◆ What the task requires ◆
From the first line to the last, write out the material verbatim.

•••

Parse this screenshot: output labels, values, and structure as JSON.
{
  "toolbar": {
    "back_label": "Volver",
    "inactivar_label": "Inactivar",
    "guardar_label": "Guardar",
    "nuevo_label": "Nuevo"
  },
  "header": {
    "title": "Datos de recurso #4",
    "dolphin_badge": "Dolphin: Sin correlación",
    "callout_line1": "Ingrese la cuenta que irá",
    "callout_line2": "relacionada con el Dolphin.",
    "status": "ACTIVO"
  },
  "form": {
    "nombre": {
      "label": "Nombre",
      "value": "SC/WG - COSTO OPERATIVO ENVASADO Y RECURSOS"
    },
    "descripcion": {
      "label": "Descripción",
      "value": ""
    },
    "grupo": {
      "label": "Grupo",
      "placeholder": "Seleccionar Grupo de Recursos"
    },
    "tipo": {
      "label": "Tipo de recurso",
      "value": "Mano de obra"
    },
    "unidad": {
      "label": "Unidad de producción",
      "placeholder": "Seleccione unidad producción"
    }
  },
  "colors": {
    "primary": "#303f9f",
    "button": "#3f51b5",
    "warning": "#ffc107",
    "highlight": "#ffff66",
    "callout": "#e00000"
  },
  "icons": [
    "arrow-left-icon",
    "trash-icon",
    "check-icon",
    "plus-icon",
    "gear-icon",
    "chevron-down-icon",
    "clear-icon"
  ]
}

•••

◆ Completed task ◆
Parse this screenshot: output labels, values, and structure as JSON.
{
  "toolbar": {
    "back_label": "Volver",
    "inactivar_label": "Inactivar",
    "guardar_label": "Guardar",
    "nuevo_label": "Nuevo"
  },
  "header": {
    "title": "Datos de recurso #4",
    "dolphin_badge": "Dolphin: Sin correlación",
    "callout_line1": "Ingrese la cuenta que irá",
    "callout_line2": "relacionada con el Dolphin.",
    "status": "ACTIVO"
  },
  "form": {
    "nombre": {
      "label": "Nombre",
      "value": "SC/WG - COSTO OPERATIVO ENVASADO Y RECURSOS"
    },
    "descripcion": {
      "label": "Descripción",
      "value": ""
    },
    "grupo": {
      "label": "Grupo",
      "placeholder": "Seleccionar Grupo de Recursos"
    },
    "tipo": {
      "label": "Tipo de recurso",
      "value": "Mano de obra"
    },
    "unidad": {
      "label": "Unidad de producción",
      "placeholder": "Seleccione unidad producción"
    }
  },
  "colors": {
    "primary": "#303f9f",
    "button": "#3f51b5",
    "warning": "#ffc107",
    "highlight": "#ffff66",
    "callout": "#e00000"
  },
  "icons": [
    "arrow-left-icon",
    "trash-icon",
    "check-icon",
    "plus-icon",
    "gear-icon",
    "chevron-down-icon",
    "clear-icon"
  ]
}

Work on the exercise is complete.